Our "friends" were a problem, as noted with the local boy-raping National Police.  A provincial reconstruction team in Lashkar Gah, the capital of the Helmand, set up a girls' school.  Before I got there in 2005, the students, faculty and many locals protested violently for more money.

Rather than construct forward operating bases (FOBs) everywhere at great expense in order to support a long-term occupation, the thing to do was to keep just enough force in Kabul, Bagram, Jalalabad, and maybe Kandahar to support such war lords and keep the Taliban from being able to reconquer the non-Pashtun north, if need be.

The construction of FOBs, using Chinook helicopters to haul rock around the country, was outrageously costly, with questionable benefit, but still the contractors wished they could have just a few million more to improve the water system.  Stretches of the new but vulnerable ring road around the country are usually unusable due to Taliban actions.  Thus we're still reliant on helicopters despite the great cost of building and maintaining the highway.  In my opinion one reason the proposed pipeline was never laid across the country (which the Left said was why we intervened) is that the Taliban would keep blowing it up.

This is a long way of saying that if we intend to win, we have to work with traditional local Muslims, opposed to the brand of militant international Islamism advocated by Qaeda, ISIS and to a lesser but growing extent the Taliban.  I remember flying over villages in the Helmand, seeing girls playing in their family courtyards in brightly colored clothes, with their heads uncovered.  Boys flew kites and listened to radios.  The locals didn't like Taliban rule (especially not the elders so often bumped off), and were glad to be liberated at first, but the national police force and Afghan National Army we set up often alienated them, as did some of our own actions, as I mentioned.

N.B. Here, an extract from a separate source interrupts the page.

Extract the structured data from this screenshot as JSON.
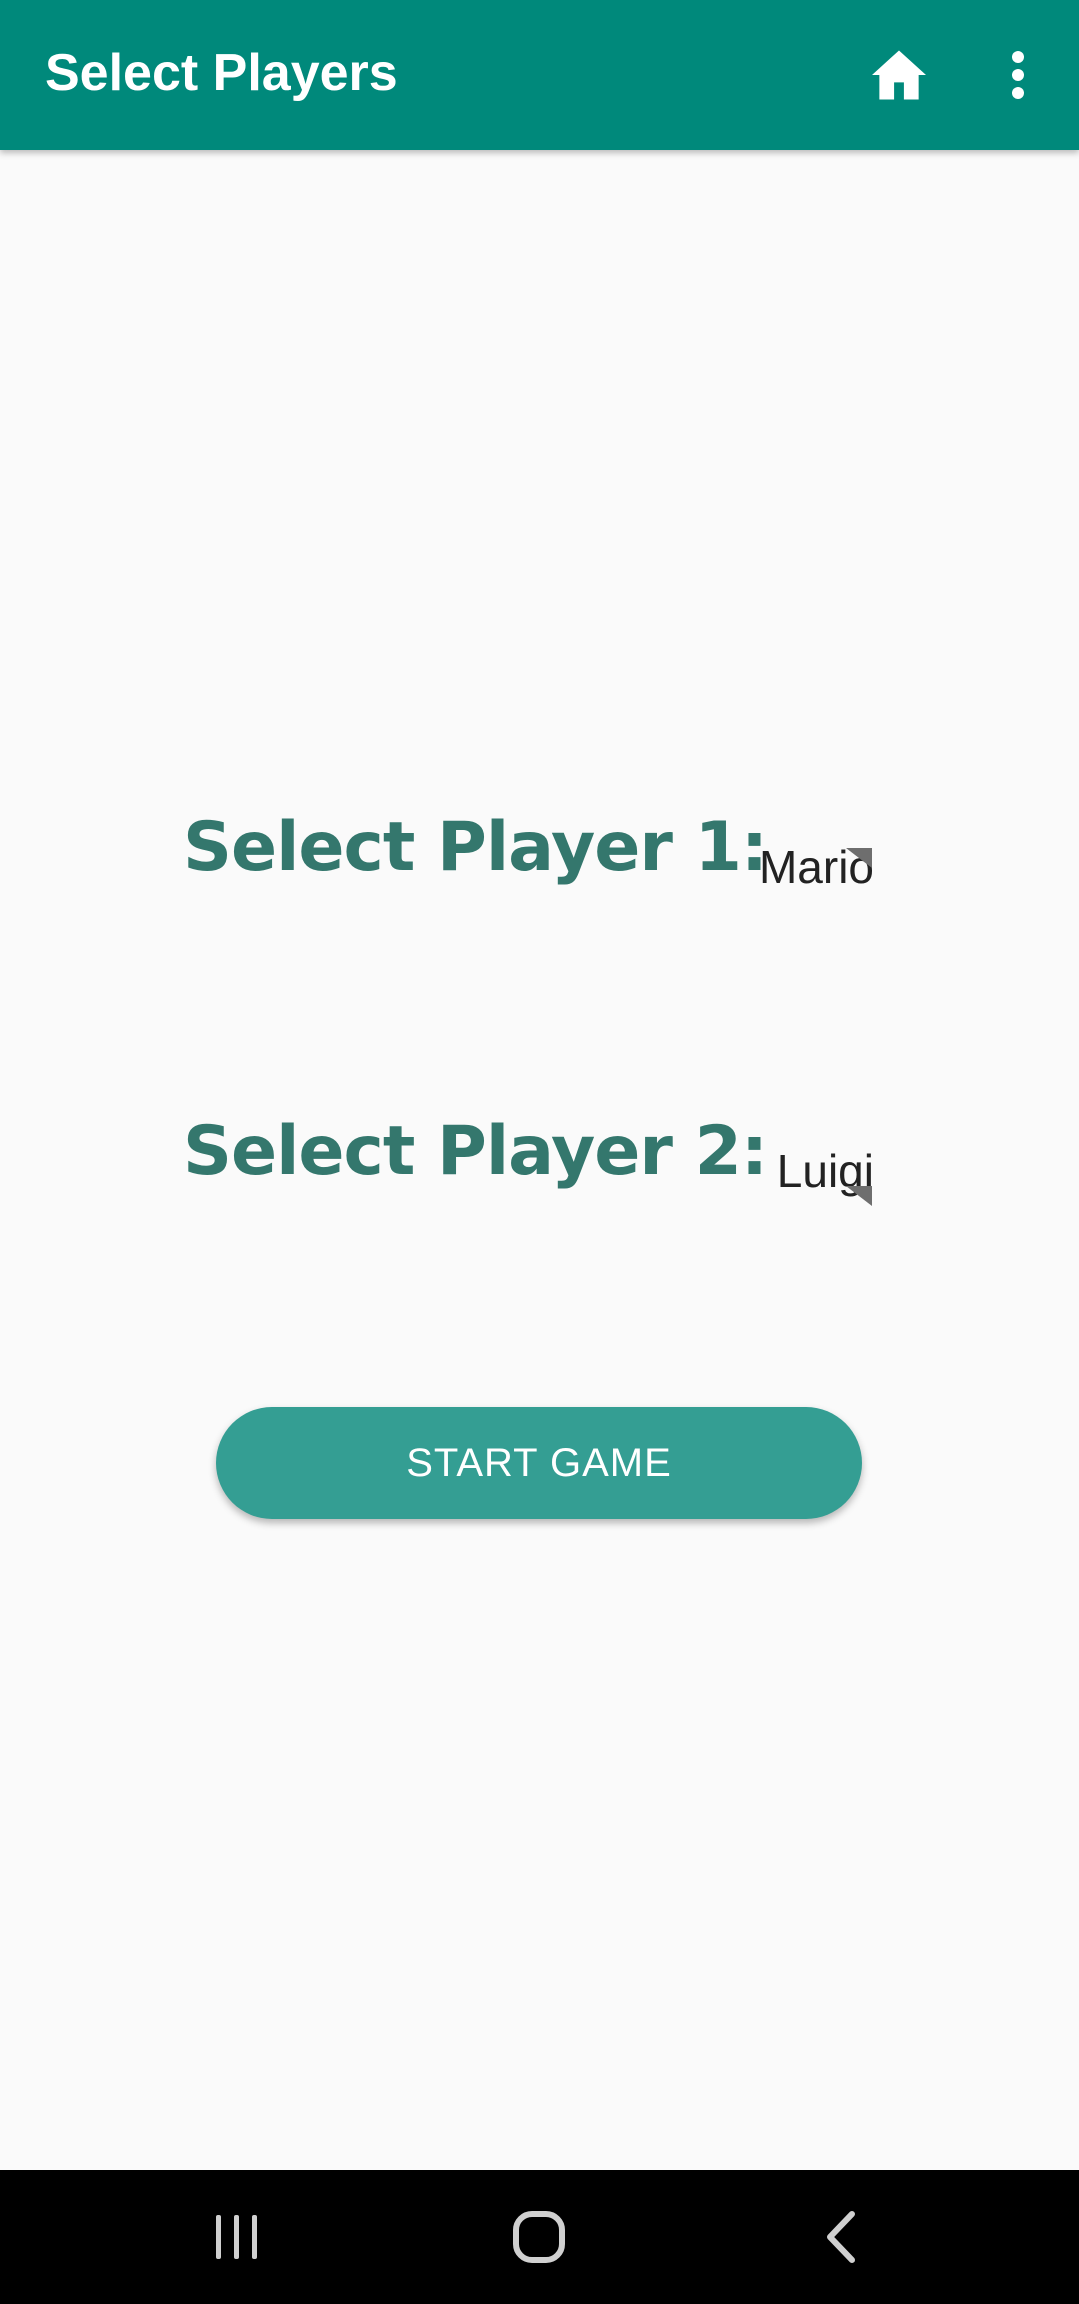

Traditional society in both Afghanistan and Iraq is tribal, with customs of which the Taliban and Salafists such as ISIS disapprove.  This is true both in Fallujah, Anbar Province, Iraq and Zabul Province, Afghanistan, for instance.  Islam isn't monolithic, obviously, or Sunni, Sh'ia and Alawite Arabs, Turkomen and Kurds, Yazidis, Christians, Druze and other religious and ethnic minorities in Syria and Iraq wouldn't have been locked into a battle of each against all intermittently for going on 1400 years.

The Anbar Awakening and American troop surge in Iraq, relying on traditional Sunni tribal leaders, succeeded, but then we left precipitously without a Status of Forces agreement with the Iranian-puppet Shi'a regime in Baghdad.  The worst strategy is a lawyer-driven, muddling, middle way between washing our hands of the world from Morocco to Mindanao, just leaving the theater to its own devices, on the one hand and waging real, relentless war on the other.


It's unclear if the Turkish and Saudi-backed rebels in Iraq are substantially more "moderate" than ISIS.  The least bad solution there might be to divide up the state whose boundaries were drawn by the imperial powers Turkey, Britain and France, and which would already have blown apart without Soviet and Russian support of the minority (around 11%) Alawite regime.  While acknowledging that the aid of such moderates as may exist is essential to winning the Global War on Terror, the questions remain if we're still seriously fighting it and what would it mean to win it?